The research findings overwhelmingly indicate that nominal groups outperform interactive groups at brainstorming tasks, particularly when the problem is specialized. Yet companies still favor group interaction for some reason. Some argue that groups are better at selecting ideas, or that real group work is more satisfying. However, there is no scientific support for this. Not only do nominal groups outperform real groups in terms of idea generation, they are just as likely to select superior ideas and are just as satisfied with the process as interactive groups.
Cyberstorming — also known as electronic brainstorming — emerged when companies and teams realized that people can interact meaningfully via computers. In a cyberstorming session, members are not colocated, but they are connected via computer or Internet. In an electronic brainstorming session (EBS), team members are in the same room, but instead of verbalizing ideas (and competing for the floor) — group members simply type their ideas into a database that is immediately displayed on a large screen.
Cyberstorming and electronic brainstorming elegantly solve the problem of production blocking — the interference that occurs when team members compete with one another to speak at the same time. There is nothing to prevent members from verbalizing ideas, but only those that get entered are recorded. This means that the overly dominant personalities do not usurp the meeting. Cyberstorming also provides a cognitive stimulus to team members. Because the ideas are immediately displayed, they can spur new ideas in members reading the screen display.
Another advantage is that members’ ideas are anonymous. There is some evidence that more controversial ideas are produced by members of anonymous electronic groups than by members of non-anonymous groups. Moreover, anonymous electronic groups produce fewer redundant ideas than do non-anonymous electronic groups.

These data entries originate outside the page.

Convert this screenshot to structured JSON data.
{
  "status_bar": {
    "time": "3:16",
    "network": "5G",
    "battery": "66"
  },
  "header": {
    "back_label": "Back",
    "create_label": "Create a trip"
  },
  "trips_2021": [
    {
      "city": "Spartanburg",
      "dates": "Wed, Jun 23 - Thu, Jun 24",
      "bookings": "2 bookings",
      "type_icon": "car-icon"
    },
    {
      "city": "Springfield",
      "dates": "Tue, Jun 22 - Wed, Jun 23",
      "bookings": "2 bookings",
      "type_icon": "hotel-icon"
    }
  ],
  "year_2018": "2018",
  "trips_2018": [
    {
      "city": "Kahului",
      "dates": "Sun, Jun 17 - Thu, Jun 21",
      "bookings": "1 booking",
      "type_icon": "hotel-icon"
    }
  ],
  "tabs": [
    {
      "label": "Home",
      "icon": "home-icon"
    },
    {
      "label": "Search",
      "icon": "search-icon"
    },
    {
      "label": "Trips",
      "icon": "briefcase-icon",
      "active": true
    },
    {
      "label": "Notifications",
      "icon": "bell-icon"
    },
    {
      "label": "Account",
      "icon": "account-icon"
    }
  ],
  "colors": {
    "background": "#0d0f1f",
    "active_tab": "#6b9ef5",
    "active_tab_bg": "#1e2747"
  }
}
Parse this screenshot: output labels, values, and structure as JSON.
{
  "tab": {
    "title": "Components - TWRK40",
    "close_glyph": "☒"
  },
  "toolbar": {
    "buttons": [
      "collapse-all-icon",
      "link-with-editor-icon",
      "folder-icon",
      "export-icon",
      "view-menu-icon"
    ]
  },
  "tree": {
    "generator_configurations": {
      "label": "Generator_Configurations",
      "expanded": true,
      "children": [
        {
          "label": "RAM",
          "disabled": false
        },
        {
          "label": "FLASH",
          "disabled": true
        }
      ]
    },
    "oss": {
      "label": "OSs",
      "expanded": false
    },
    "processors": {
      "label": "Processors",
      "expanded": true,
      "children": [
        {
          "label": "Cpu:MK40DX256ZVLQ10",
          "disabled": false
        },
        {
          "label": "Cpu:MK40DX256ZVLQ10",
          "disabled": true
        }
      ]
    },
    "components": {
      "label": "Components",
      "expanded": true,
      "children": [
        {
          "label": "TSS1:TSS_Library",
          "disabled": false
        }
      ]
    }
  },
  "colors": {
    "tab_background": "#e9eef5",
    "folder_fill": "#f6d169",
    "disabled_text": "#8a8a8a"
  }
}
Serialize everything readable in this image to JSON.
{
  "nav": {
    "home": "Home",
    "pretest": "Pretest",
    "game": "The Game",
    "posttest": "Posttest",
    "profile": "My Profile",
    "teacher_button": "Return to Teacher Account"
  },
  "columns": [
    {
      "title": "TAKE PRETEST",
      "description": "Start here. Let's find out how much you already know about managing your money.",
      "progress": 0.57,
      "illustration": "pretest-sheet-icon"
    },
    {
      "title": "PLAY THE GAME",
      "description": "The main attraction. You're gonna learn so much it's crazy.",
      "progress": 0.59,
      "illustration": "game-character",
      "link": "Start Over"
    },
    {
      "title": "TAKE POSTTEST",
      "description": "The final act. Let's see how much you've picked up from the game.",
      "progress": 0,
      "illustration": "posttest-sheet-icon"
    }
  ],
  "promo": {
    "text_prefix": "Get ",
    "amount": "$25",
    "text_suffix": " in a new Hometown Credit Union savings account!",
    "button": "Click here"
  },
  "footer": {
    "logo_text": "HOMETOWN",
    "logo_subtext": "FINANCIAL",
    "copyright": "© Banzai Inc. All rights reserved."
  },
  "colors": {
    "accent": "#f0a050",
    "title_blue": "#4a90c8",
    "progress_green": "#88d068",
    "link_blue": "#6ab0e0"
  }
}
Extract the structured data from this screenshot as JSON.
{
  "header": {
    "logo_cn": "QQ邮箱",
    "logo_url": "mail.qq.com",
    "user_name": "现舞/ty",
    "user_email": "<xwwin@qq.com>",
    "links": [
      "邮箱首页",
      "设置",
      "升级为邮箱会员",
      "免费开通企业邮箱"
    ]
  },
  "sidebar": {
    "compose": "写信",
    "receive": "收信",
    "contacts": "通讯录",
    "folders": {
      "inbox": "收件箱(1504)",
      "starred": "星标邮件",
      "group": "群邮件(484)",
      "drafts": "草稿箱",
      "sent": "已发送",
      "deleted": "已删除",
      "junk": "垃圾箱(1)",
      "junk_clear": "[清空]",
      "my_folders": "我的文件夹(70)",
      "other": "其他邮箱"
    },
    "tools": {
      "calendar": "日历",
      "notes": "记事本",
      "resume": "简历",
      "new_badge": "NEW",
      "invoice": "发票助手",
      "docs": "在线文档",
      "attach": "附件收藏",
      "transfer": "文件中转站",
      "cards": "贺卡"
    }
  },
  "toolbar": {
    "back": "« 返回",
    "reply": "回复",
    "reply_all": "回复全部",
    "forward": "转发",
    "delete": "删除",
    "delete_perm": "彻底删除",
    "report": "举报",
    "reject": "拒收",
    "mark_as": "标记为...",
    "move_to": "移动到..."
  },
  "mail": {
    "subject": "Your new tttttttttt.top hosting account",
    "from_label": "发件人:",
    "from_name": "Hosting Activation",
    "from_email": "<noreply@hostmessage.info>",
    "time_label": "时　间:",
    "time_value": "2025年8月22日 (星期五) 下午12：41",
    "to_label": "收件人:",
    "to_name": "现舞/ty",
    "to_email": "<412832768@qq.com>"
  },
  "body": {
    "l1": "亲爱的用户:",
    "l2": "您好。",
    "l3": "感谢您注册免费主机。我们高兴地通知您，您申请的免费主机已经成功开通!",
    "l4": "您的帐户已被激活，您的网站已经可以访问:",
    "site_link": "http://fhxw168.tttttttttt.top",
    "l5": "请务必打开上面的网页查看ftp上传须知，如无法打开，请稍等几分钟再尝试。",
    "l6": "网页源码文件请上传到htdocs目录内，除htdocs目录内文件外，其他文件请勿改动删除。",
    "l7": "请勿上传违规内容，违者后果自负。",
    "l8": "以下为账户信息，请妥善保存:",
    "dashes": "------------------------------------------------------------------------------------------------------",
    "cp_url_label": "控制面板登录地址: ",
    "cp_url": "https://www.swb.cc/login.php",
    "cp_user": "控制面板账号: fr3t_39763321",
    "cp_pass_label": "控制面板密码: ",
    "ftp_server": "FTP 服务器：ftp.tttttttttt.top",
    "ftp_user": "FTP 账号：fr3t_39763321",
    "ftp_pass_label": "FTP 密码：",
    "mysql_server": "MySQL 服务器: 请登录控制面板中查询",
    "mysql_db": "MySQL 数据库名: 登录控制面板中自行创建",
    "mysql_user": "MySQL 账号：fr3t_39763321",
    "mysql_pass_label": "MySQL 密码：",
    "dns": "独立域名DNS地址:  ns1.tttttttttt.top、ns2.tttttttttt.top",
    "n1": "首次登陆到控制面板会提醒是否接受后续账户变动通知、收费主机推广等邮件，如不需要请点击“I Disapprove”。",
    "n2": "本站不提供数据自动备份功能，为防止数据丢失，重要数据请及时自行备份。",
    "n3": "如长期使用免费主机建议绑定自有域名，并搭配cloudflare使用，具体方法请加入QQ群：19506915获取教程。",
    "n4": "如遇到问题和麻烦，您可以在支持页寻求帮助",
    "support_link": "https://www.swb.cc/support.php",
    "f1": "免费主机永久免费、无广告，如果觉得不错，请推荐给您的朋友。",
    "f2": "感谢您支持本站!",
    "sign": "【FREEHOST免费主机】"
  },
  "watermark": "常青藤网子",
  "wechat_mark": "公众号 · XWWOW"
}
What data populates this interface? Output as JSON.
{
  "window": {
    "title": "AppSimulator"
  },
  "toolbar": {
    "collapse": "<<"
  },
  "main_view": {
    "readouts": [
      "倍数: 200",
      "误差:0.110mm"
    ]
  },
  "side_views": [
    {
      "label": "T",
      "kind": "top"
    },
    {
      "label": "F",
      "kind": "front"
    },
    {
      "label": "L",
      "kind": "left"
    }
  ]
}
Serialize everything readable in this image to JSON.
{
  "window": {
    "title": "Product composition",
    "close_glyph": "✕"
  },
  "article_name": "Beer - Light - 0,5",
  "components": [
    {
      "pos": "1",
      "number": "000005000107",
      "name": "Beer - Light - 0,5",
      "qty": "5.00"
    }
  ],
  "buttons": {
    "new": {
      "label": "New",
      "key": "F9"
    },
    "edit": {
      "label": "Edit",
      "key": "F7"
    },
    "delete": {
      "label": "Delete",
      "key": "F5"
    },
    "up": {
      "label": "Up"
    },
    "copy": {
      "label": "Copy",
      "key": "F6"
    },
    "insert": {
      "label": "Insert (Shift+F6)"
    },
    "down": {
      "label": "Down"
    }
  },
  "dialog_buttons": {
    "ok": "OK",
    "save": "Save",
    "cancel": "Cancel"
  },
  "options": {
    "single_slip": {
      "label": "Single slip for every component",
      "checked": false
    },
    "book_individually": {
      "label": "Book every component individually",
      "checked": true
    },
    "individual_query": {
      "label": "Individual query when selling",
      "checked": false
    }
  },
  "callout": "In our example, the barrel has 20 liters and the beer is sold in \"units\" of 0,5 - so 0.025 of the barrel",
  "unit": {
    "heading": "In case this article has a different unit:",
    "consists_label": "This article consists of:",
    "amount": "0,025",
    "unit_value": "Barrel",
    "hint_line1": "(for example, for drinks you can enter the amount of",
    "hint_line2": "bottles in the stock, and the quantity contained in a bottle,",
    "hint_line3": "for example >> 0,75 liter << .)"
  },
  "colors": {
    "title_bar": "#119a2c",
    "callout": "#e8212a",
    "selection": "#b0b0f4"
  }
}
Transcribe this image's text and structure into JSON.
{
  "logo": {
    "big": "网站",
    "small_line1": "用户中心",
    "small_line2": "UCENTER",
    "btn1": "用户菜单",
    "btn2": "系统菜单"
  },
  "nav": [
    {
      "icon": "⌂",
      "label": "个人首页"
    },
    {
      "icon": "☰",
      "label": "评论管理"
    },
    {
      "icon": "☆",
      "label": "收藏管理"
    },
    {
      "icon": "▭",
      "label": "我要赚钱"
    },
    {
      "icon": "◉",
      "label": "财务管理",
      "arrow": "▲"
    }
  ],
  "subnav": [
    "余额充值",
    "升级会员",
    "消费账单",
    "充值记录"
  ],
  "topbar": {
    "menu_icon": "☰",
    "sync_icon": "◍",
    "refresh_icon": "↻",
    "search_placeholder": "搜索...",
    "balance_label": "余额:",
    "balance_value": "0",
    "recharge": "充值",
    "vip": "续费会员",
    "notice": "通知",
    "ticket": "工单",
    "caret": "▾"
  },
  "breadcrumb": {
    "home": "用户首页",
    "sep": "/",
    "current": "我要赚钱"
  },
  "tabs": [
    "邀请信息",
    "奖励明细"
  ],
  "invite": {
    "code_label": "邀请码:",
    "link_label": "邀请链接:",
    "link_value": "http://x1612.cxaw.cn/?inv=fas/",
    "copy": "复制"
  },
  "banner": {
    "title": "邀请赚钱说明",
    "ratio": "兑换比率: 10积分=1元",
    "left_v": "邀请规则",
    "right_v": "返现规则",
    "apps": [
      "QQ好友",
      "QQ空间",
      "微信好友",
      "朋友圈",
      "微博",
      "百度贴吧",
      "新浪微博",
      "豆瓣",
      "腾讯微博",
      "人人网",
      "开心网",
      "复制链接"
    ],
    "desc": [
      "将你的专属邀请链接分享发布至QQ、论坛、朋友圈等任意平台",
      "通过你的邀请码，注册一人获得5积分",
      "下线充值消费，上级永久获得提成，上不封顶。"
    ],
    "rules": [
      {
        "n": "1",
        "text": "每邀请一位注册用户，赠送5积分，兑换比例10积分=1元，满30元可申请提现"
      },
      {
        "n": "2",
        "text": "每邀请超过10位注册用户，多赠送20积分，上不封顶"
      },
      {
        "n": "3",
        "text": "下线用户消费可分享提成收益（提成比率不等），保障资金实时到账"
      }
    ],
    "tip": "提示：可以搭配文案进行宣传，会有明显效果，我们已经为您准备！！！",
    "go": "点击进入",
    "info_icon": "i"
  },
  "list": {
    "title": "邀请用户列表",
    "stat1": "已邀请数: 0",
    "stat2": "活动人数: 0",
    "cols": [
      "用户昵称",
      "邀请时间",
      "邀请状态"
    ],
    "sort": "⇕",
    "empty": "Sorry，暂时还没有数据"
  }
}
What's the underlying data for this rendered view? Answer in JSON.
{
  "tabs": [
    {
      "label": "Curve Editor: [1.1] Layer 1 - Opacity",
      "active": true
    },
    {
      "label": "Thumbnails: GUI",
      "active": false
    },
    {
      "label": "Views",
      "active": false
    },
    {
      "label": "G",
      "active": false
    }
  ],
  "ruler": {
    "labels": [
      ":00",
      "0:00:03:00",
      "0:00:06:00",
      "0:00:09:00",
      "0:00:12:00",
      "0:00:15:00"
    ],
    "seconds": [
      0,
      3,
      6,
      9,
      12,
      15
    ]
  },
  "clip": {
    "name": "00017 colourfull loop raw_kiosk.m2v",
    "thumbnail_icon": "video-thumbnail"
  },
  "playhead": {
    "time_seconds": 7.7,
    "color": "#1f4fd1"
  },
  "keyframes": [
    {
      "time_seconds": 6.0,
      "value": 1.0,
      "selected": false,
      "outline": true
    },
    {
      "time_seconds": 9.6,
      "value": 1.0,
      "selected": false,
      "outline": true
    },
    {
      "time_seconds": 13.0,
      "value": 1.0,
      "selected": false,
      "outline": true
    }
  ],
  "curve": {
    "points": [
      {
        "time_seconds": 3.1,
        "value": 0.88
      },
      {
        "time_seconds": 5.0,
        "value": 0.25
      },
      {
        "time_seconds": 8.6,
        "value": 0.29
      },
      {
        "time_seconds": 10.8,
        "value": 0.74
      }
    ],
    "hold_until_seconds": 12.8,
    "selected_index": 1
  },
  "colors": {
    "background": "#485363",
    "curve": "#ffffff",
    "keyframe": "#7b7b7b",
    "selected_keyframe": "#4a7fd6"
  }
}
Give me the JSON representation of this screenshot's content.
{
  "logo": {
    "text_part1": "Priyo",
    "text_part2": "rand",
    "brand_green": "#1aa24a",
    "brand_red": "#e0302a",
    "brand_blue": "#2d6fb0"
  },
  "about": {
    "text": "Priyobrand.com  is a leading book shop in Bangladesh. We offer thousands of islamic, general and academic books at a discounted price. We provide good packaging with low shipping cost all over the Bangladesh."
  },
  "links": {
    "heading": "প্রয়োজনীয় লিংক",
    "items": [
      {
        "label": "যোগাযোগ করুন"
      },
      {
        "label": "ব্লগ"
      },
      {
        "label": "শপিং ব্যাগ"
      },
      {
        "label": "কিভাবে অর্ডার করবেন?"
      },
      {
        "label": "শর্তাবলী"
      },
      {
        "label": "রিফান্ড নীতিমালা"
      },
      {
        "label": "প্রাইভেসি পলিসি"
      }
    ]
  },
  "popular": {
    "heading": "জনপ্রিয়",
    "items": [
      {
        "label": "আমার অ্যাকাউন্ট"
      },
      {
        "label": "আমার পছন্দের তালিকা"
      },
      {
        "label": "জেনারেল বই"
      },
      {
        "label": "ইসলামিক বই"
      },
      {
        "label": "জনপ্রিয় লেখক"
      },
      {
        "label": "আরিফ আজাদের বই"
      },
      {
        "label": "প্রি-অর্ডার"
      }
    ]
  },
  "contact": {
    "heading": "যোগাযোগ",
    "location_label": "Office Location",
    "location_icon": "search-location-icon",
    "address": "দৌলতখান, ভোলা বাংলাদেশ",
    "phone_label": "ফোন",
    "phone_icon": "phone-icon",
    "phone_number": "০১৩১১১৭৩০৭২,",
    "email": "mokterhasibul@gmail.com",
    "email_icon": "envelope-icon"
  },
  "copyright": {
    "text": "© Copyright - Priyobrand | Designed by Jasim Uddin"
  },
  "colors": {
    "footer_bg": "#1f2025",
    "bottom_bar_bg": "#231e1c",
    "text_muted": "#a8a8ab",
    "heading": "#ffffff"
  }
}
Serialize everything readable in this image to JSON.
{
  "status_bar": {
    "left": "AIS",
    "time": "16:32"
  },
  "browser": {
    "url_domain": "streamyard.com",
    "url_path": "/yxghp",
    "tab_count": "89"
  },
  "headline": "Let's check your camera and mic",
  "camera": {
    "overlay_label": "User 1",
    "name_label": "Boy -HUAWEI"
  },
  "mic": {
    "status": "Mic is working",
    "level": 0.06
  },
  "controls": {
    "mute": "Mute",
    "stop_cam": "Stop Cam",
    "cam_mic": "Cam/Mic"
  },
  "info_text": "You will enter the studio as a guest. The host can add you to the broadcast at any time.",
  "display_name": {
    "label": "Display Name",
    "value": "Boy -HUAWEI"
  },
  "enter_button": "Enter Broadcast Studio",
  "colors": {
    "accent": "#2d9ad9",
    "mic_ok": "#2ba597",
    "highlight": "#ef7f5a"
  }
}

In short, brainwriting, nominal group technique, and cyberstorming are all, hands down, superior to the typical face-to-face team meeting, although nominal brainstorming groups seem to have the edge. Yet, faulty beliefs about the efficacy of face-to-face brainstorming still exist. Organizations continue to argue that face-to-face interaction is more rewarding and satisfying. If anything, the opposite is true.
As you might imagine, there is some concern that electronic brainstorming might lead to a loss of informal face-to-face communication. And there is indeed reason to be concerned. Teams that abolish all face-to-face meetings run the risk of creating an antagonistic atmosphere. One Silicon Valley company abolished its weekly face-to-face meetings because they were considered to be too bloated — a waste of time. Yet, this ultimately resulted in a toxic workplace. Thus, if the team happens to be colocated, go ahead and set up meetings — but use the structure outlined — rather than just having an anything-goes free-for-all.
Reprinted by permission of Harvard Business Review Press. Adapted from Creative Conspiracy: The New Rules of Breakthrough Collaboration by Leigh Thompson.